Nine months after the camp was originally erected in front of the European Central Bank, some say this could spell the end for Occupy Frankfurt.
"The activists didn't develop any structure and needed first of all to learn how to communicate," protest movement expert Dieter Rucht told Deutsche Welle. "There were certainly some people who will have been politicized by Occupy and will become active in other organizations."
Rats and drug addiction have become pervasive problems throughout the camp, which has also become a destination for homeless people.
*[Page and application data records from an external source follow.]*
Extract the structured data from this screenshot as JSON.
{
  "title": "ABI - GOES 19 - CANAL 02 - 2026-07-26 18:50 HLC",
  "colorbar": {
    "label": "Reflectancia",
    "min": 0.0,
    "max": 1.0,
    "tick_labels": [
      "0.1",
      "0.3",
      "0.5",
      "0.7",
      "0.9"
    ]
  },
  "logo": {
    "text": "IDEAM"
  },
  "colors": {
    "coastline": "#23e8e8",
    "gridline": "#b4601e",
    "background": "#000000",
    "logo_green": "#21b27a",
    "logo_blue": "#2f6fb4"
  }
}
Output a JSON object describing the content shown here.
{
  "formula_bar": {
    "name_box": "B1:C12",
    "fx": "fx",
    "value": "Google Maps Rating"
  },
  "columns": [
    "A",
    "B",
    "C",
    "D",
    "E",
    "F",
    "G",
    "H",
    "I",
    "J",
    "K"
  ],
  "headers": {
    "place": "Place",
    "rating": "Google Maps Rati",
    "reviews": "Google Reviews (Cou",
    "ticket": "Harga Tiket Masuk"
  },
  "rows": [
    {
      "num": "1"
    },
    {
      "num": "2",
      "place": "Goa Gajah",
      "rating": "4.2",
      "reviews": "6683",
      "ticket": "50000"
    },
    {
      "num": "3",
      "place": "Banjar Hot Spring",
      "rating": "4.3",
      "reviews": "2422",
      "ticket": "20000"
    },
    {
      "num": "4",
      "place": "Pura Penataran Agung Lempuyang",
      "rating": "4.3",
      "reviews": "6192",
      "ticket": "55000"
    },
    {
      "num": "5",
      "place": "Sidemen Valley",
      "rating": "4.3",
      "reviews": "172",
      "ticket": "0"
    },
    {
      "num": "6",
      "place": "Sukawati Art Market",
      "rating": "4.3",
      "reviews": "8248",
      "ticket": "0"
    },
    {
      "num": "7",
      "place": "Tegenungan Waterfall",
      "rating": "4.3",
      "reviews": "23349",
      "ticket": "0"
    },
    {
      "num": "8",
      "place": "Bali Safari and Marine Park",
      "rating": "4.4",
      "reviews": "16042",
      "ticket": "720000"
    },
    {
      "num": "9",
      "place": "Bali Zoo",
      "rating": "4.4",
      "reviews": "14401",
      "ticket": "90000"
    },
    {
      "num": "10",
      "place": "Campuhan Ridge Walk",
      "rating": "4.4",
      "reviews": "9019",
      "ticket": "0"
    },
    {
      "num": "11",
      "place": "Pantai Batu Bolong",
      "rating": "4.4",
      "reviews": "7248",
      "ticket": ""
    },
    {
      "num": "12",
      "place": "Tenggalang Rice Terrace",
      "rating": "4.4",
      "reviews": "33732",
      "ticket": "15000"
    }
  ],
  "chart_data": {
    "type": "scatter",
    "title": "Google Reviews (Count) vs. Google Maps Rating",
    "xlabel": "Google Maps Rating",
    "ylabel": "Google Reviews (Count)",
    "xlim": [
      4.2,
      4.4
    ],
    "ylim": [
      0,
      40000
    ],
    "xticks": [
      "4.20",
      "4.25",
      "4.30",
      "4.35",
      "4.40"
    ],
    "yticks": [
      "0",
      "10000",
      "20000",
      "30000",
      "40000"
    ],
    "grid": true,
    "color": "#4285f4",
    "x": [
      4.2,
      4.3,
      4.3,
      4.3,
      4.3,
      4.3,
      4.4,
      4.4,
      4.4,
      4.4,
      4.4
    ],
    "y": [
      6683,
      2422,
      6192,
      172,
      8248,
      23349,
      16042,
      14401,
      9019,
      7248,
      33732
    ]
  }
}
Police have cited the activists more than $12,300 for water, electricity and trash collection.
The newspaper reported there are about 15 activists left in the camp who share it with more than 60 homeless Romanians.
Occupy activist Erik Buhn said another reason why the Frankfurt camp could pack up and go home is that Germany's economy is doing too well, in comparison to the United States and Spain where Occupy demonstrations are still ongoing.
"We're living here in a sort of paradise land," Buhn said.
Sociologist Michael Hartmann indicated a decreased interest on behalf of the media as part of Occupy Frankfurt's possible demise.
"The number of movement activists has also gone down," he added.